Column: Loving yourself proves good for everybodyPublished 12:00am Saturday, February 24, 2007
By David Larson, Power or Living
Over 40 years ago, Norman Cousins first demonstrated to the Western World the healing energy of positive emotions by his unorthodox recovery from a usually fatal collagen disease.
He did so by laughing a lot.
He began watching Candid Camera and old Marx Brothers films and reading humorous books.
The more he laughed, the more his disease receded.
Later, he experienced another remarkable healing using similar means to recover from a heart attack.
Through his experiences and his willingness to share them, Cousins became one of our first mentors in understanding the healing power of thought and emotion.
The power of the mind to heal has been further demonstrated by the works of physicians Dr. Bernie Siegel (Love, Medicine and Miracles), Dr. Deepak Chopra (Quantum Healing), Dr. Hunter (Patch) Adams (Gesundheit! Institute), and Dr. Marasu
Emoto (Messages From Water), not to mention the quantifiable healing results of energy workers in the fields of Reiki, Healing Touch, and Springforest Qigong.
Of the various mood energies such as joy, peace, hope, and gratitude, one of the most effective is love.
Fortunately, love is not something we have to wait around for to show up in our lives; it’s something we can give ourselves.
Many people think loving one’s self is selfish.
However, self-love is not about grabbing for one’s self everything we can get at the expense of others’ loss.
Self love is about self respect.
Self love is realizing we’re no better or no worse than anyone else.
Its understanding that amidst the rather troublesome chaos of our world, life does have meaning, and each of us is an important part of it.
Instead of assuming the position of believing we are better than others, when we love ourselves, we acknowledge our equivalent splendor with those around us, and join in joyous realization that we belong in the human family of equals.
If this is a new concept to you, or don’t know where to start, here are three places to begin your journey of self-care.

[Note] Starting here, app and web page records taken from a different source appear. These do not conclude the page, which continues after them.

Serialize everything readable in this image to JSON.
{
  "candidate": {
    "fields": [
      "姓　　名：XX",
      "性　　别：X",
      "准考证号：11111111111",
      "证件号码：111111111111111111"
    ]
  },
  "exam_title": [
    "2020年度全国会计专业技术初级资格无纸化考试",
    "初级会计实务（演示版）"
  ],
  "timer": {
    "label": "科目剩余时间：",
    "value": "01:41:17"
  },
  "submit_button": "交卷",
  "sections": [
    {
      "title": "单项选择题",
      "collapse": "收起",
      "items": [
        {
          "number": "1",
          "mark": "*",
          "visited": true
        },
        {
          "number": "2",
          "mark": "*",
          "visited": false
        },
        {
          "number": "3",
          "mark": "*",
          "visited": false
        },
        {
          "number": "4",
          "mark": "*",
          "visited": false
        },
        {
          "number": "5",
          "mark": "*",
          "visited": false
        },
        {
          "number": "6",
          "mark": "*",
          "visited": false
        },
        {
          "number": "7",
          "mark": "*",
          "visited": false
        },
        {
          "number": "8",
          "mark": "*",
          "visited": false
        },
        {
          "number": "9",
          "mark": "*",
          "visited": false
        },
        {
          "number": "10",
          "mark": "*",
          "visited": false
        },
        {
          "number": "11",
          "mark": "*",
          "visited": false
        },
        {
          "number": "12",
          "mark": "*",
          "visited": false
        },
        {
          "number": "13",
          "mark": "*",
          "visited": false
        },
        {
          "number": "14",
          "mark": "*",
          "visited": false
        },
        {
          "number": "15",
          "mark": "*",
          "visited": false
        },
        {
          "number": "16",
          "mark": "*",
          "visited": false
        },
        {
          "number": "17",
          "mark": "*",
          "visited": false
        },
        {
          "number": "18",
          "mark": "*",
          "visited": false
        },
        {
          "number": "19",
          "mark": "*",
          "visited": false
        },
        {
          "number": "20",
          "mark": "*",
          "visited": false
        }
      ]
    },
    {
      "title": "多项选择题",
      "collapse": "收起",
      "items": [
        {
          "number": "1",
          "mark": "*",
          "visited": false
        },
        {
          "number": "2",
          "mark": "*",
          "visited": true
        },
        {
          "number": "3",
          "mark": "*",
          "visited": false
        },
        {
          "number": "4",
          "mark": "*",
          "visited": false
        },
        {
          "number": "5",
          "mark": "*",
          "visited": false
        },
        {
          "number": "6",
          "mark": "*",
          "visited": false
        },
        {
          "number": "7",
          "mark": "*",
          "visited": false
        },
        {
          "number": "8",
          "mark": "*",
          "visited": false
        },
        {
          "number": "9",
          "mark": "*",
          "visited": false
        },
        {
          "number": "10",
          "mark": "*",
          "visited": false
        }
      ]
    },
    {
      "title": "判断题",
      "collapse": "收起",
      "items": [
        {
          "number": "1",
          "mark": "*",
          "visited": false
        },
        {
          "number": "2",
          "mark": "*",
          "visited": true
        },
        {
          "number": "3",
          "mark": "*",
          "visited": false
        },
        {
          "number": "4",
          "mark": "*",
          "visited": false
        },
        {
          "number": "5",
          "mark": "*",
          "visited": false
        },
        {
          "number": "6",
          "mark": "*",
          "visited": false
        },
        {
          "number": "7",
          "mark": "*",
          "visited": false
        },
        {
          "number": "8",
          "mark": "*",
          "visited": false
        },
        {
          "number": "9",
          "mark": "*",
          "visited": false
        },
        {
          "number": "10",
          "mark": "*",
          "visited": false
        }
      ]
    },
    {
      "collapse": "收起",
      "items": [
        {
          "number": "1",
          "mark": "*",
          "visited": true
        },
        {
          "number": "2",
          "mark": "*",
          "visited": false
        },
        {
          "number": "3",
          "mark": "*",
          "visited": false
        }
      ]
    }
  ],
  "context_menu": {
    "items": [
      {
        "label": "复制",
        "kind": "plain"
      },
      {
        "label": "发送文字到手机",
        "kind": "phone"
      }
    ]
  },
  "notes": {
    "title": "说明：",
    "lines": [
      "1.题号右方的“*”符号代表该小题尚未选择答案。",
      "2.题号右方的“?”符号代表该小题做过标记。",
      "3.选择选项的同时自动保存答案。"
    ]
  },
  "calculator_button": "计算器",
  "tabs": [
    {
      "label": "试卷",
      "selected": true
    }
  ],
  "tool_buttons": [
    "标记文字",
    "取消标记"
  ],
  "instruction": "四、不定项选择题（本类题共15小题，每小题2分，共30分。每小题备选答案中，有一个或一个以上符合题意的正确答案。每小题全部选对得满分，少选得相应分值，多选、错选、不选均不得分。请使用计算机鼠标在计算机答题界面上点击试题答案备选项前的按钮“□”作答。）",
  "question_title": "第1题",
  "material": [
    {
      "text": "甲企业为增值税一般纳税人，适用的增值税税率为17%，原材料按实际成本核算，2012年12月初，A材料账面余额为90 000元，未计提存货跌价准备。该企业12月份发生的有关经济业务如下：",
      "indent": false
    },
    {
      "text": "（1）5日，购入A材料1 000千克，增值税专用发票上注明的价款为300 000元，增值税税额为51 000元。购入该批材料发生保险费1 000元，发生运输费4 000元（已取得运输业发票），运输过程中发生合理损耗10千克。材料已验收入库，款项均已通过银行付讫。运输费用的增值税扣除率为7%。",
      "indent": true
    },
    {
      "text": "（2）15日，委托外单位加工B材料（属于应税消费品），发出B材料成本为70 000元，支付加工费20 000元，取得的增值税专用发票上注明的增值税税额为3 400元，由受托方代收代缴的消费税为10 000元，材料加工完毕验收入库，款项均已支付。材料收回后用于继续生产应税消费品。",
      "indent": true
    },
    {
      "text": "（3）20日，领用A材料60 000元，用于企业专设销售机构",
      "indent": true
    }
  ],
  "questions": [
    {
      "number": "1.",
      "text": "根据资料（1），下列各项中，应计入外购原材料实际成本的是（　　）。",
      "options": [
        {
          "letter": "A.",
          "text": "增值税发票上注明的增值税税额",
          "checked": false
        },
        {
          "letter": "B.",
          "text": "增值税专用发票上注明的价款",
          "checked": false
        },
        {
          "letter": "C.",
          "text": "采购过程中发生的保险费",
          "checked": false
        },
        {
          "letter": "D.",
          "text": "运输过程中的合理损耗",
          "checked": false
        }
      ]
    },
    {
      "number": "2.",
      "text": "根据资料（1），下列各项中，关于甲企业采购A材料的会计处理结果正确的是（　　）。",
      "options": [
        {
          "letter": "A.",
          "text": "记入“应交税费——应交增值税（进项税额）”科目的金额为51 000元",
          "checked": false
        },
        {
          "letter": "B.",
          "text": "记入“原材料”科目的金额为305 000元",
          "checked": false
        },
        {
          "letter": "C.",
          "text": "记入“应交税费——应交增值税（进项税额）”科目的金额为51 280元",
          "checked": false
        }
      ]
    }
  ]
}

Appreciate Your Body
Take a few minutes today to close your eyes and thank the various parts of your body for all that they do for you.
Some of you will want to thank God here, and that is great.

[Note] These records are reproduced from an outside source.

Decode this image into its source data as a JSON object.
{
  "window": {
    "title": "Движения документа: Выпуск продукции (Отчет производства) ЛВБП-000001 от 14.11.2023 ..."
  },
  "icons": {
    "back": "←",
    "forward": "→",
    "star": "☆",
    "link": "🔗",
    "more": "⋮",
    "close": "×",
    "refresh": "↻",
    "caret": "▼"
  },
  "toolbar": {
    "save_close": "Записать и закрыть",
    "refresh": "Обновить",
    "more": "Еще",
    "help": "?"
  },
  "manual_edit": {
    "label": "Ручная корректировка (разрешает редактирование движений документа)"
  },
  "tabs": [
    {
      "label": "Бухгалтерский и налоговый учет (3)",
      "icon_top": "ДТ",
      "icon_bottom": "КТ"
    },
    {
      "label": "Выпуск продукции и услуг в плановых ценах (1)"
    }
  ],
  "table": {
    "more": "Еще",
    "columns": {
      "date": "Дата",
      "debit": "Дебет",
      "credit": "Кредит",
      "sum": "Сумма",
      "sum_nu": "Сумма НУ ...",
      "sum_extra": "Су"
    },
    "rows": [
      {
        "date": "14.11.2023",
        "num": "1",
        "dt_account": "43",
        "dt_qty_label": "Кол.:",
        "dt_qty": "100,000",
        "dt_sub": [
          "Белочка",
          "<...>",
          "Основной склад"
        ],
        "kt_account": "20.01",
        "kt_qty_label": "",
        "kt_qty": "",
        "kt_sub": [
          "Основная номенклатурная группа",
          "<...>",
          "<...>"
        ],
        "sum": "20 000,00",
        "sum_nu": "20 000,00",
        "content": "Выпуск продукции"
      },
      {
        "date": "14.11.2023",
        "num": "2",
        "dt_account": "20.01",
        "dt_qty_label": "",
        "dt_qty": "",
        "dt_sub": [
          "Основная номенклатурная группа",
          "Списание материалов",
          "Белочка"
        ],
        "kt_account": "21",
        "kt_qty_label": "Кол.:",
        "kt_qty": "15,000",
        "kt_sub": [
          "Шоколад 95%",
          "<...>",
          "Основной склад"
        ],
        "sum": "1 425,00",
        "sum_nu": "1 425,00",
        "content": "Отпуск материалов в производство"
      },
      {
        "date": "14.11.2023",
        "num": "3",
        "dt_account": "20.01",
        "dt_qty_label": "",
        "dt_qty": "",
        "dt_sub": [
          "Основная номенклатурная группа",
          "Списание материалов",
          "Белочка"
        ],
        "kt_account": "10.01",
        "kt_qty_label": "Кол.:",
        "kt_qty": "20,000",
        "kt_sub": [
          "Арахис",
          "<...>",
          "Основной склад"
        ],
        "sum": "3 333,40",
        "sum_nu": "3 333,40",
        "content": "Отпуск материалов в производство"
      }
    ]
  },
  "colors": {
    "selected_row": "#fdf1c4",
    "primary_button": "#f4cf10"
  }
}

And thanking your body parts themselves for their splendid functioning creates an enhanced appreciation.
Thank your heart for how it pumps blood to every cell in your body.
Thank your eyes for helping you see the bright sunshine, the colors of creation, and the smile of a loved one.
Thank your lungs for their tireless effort at bringing oxygen into your body day and night to keep you alive.
Thank your fingers for helping you pick up things and for allowing you to write with a pencil, or pick up a glass of juice or a telephone.
You get the idea&8230;.
Treat Yourself Nicely.
Think of someone you like very much and ask yourself how you treat him or her?
Do you say nice things to this person?
Do you enjoy letting them know how much they mean to you?
Do you say thank you in appreciation?
Take them someplace special?
Buy them something they’d like?
Encourage them when they’re down?
Treat yourself as kindly as you would treat your best friend.
You are just as lovable as they are, so don’t hold out on yourself!
Use that same kind voice you use to encourage your friend, and direct it toward yourself!
Learn to Forgive Yourself.
Although we may sometimes forget it, none of us have ever done anything that is unforgivable.
We may have regrets about how we’ve treated others in ways that have been hurtful, and it is common for us to feel sad, as well as appropriate to make amends for our actions.
However, withholding pardon from ourselves is only self-punishment, and self-punishment is not helpful.
If you have trouble with this, see a counselor, a clergy-person, or a professional life coach for extra support and strategies to let go of this emotional trap.
It’s time to let yourself off the hook.
David Larson, M.S., C.P.C.C., is founder of the Institute For Wellness.
His column appears on alternate Sundays. He can be contacted at 507-373-7913, or at his website, www.callthecoach.com.